Written by: David Kemper Helsabeck III, Staff Member

To raise capital, debtor performed an equity offering; however, later the same year, the debtor defaulted on the debenture and filed for bankruptcy.[1] After filing for bankruptcy, some of the investors sued the debtor for negligence and negligent failure to disclose material facts in state court.[2] The trustee attempted to intervene in the state court action, and the investors requested the bankruptcy court to determine if their claims were property of the estate.[3] The court determined that since the negligent misrepresentation claim was a direct injury, it belonged to the bankruptcy estate.[4] Although the court dismissed the trustee’s argument that all damages resulted from the negligence claim, the court determined that the investors violated the automatic stay “by settling a lawsuit which included claims belonging to the estate.”[5] The trustee then sought sanctions for the automatic stay violation under 11 U.S.C. § 105(a).[6]

Civil contempt disallows punitive damages and is applicable “to coerce the defendant into compliance with a court order and/or to compensate the complainant for losses sustained.”[7] In a contempt action for a violation of the automatic stay, the focus is on whether the conduct of the contemnors complied with the court order.[8] The court determined that the investors attempted to mitigate the automatic stay violation by requesting the court to ascertain if claims were property of the estate and by allowing the trustee to intervene in their state court proceeding against the debtor.[9] Given these facts, the court determined a monetary fine was not necessary to ensure the investor’s compliance with the automatic stay.[10] Still, despite the investors’ attempts in complying with the stay, the court held the trustee may recover actual damages for items such as attorney fees.[11]

This case demonstrates another avenue for trustees to recover damages for violation of an automatic stay. Courts have discretion in granting violation of stay relief under § 105 because  § 362(k) is inapplicable to corporate debtors.[12] It is important for attorneys to note that the recovery of attorney fees is limited to the amount actually spent, not the potential amount, if there is a contingent fee agreement, relief under § 105 will be limited to the amount actually paid to the attorney.[13]

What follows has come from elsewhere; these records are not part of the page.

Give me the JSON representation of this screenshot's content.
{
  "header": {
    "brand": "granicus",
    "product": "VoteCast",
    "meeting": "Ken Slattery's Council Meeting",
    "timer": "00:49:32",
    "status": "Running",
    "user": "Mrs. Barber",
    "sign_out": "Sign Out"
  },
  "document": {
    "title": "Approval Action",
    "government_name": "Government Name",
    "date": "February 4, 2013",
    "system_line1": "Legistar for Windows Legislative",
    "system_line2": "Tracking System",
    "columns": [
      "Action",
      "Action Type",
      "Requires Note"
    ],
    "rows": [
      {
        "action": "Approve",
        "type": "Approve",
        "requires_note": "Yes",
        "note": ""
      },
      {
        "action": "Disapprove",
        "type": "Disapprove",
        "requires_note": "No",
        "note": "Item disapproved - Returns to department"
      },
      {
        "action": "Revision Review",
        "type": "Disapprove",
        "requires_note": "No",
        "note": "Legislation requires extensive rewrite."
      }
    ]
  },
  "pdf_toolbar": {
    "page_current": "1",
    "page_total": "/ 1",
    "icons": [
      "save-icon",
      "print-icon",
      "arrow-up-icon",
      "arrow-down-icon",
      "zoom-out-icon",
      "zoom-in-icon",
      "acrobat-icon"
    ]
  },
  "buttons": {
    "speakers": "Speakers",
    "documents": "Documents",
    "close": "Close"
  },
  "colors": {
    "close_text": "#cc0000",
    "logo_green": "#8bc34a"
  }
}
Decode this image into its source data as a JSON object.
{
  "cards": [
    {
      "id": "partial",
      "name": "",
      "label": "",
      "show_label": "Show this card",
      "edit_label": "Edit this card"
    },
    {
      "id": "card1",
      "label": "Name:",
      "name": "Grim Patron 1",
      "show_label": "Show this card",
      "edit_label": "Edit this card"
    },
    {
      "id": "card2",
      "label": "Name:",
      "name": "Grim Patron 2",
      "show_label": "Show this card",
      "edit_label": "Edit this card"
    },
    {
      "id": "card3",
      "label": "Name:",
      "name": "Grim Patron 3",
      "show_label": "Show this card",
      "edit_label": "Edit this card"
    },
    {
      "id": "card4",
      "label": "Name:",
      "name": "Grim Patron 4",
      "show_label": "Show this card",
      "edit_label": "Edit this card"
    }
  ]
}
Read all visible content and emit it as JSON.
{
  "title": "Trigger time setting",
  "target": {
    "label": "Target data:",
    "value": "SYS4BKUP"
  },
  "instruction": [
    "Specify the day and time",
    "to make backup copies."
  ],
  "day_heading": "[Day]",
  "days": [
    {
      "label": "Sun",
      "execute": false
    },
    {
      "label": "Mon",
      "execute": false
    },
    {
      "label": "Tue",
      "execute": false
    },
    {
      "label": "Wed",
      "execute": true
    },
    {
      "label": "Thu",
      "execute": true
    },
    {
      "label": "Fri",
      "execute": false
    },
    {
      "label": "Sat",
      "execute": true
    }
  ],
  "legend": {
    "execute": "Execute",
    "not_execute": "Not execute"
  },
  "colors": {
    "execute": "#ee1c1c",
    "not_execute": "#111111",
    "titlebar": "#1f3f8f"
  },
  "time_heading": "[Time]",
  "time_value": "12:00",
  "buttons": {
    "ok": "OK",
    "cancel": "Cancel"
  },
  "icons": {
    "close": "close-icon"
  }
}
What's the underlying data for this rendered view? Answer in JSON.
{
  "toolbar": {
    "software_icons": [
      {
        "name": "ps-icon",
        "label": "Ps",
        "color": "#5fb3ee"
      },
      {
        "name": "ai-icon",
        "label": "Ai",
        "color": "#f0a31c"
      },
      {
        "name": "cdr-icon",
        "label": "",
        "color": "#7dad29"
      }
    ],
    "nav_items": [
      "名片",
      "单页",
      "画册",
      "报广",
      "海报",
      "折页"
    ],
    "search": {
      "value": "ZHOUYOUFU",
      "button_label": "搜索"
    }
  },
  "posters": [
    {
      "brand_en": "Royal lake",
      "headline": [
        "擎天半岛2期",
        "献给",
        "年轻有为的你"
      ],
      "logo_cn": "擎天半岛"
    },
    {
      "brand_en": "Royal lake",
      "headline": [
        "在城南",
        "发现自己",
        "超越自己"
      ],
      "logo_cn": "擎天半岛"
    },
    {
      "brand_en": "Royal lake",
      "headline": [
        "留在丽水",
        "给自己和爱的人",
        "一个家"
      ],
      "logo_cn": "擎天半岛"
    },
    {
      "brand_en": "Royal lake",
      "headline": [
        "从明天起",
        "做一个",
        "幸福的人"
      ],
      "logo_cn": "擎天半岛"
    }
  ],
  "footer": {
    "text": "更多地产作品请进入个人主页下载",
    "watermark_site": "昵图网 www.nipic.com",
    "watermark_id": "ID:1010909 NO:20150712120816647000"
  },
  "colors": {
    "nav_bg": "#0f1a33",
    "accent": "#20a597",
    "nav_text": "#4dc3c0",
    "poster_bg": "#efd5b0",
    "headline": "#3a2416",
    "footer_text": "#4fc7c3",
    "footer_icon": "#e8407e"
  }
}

[1] Noram Res., Inc. v. Peterson (In re Noram Res., Inc.), No. 08-38222, 2015 WL 5965654, at *1 (Bankr. S.D. Tex. 2015). The debtor initially filed for chapter 11 Bankruptcy, but it was transferred to chapter 7 and a trustee was subsequently appointed. Id.

[2]Id. at *2.

[3] Id.

[4] Id.

[5] Id. at *3.

[6] Id. at *4. The trustee sought damages under 11 U.S.C. § 105 instead of damages under § 362 because “a majority of circuit and lower courts within this circuit held that corporate debtors cannot recover under § 362(k).” Id.

[7] Id. at *5.

[8] Id. at *6.

[9] Id.

[10] Id.

[11] Id.

[12] Id. at *4.

[13] Id. at *6.